Businesses, and other organizations, often project revenues and expenses using the best case, middle case, and worst case approach. You can get a lot more complex with your projects and create cases for each element in your project or enterprise, but the number of variable can get out of hand quickly. Thats why most organizations consider quite a few variables but leave the majority of them out of the final report. 

Creating Scenarios 

In Excel, you can create scenarios to store different sets of values that represent your best, worst, and middle cases. You should put the values from the middle case in the worksheet and create scenarios to represent all three cases. It might sound odd that youd want to create a case to represent your initial values, but it makes it easier to switch between cases if you dont have to worry about using the Undo button to get back to your base worksheet values. 

Suppose you have the data table displayed in the following graphic: 

To create a scenario, follow these steps: 

  1. Display the worksheet that contains your values and choose Tools | Scenarios to display the Scenario Manager.

  2. Click Add.

  3. Type a name for the scenario.

  4. Click the Collapse Dialog button next to the Changing Cells field and select the cells that contain the values you want to change.

  5. Type the new scenario values in the dialog boxs fields.

  6. Click OK to create the scenario, or click Add to save your work and create a new scenario that changes the same cells. 

After you create a scenario, you can display it by choosing Tools Scenarios, clicking the scenario to display, and clicking Show. To remove a scenarios changes, click the Undo toolbar button. 

Note: You can change up to 32 cells in a scenario. 

Restoring Your Original Worksheet Values 

Scenarios are extremely useful, but they do have a dark side. If you close your workbook while a scenario is in effect and have Excel save your changes, Excel overwrites the original values with the scenario values displayed when you last saved your workbook. Yes, your values are gone! But theres a way to ensure youve recorded your original data: you create a scenario summary. 
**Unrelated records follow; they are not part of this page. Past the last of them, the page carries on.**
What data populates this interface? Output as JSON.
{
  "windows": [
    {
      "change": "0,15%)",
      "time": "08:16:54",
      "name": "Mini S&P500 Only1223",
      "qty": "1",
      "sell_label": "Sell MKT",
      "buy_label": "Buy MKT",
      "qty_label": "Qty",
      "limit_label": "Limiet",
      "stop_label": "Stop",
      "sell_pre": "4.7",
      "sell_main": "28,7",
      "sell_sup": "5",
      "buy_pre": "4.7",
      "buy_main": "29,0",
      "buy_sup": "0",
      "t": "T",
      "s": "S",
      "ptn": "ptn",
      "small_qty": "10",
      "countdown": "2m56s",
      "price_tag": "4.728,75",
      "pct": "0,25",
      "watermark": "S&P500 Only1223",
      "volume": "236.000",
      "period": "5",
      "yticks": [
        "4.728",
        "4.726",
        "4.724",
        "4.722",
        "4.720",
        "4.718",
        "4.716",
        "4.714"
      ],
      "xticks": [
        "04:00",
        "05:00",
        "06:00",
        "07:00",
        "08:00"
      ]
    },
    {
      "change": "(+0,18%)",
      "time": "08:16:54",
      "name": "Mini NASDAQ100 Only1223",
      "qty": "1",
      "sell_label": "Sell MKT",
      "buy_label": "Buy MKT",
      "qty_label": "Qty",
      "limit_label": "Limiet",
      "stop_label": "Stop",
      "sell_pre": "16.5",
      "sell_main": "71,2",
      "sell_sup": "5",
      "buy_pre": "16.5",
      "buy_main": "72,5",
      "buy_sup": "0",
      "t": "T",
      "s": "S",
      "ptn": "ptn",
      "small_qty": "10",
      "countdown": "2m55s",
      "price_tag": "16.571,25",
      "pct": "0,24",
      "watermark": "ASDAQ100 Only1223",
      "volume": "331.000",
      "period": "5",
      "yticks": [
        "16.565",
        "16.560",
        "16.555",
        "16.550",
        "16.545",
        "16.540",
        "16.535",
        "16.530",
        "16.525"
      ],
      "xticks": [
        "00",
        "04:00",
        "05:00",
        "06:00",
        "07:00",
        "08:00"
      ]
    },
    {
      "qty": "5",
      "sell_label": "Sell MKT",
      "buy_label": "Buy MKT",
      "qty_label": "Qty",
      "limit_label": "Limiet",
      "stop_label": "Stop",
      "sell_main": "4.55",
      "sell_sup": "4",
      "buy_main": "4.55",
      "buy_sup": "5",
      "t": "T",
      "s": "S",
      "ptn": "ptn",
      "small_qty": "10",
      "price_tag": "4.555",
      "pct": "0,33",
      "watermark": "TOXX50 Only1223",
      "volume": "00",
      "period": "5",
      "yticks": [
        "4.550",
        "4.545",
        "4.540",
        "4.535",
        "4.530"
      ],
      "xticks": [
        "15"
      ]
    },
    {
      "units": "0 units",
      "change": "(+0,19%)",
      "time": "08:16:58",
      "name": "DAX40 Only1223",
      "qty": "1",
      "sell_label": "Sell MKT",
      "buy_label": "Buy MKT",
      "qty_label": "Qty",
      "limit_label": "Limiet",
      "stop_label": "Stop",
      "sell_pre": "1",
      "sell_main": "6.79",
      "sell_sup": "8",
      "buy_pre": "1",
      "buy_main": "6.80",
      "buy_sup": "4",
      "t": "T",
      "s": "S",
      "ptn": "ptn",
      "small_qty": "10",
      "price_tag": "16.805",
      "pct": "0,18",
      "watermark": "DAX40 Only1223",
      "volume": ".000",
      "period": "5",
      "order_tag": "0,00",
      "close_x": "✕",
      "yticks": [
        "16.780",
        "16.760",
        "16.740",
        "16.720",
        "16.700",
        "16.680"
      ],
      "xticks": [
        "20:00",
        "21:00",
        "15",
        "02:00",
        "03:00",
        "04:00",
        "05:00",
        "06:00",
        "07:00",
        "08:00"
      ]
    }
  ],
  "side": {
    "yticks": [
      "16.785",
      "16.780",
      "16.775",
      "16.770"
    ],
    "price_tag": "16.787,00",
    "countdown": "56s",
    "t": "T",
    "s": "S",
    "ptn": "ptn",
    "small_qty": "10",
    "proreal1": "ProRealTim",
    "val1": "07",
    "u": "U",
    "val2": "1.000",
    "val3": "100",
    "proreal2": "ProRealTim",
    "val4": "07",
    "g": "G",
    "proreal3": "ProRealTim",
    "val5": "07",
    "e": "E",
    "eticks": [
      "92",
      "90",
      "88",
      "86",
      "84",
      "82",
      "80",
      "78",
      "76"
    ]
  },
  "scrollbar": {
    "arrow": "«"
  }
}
Tip: Yes, you can avoid losing your original data by making a backup copy of your workbook, but this article assumes you either didnt make a backup copy or you cant access it from the computer youre using. 
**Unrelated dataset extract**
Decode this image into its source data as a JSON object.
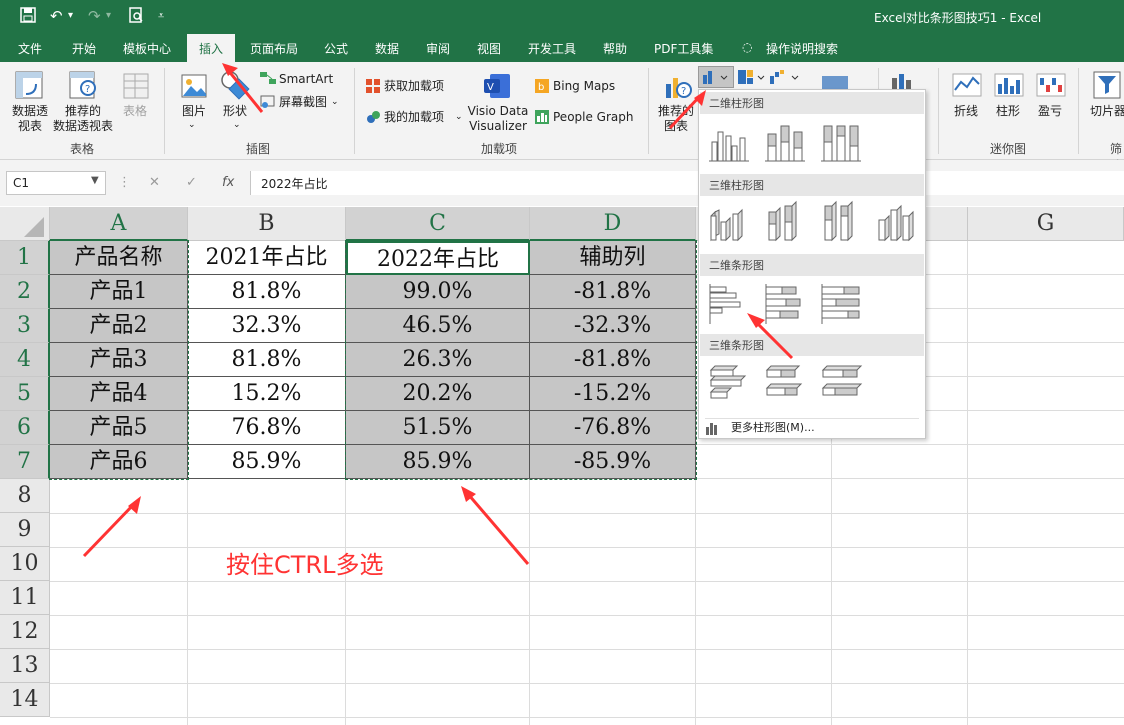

To create a scenario summary, follow these steps: 

  1. Choose Tools | Scenarios.

  2. Click Summary.

  3. Click OK. 

When you make a scenario summary, Excel creates a new worksheet named Scenario Summary, lists every cell that is changed in at least one scenario, displays the original cell values, lists the scenarios, and records each cells changed value (if any) under each scenario. The table appears in the following graphic. 

In the worst case, you can copy the data from the Scenario Summary Worksheet to the original cells and restore your data. By creating the scenario summary, you record your original worksheet data and avoid the disaster of lost data that can occur if you save your workbook while a scenario is in effect.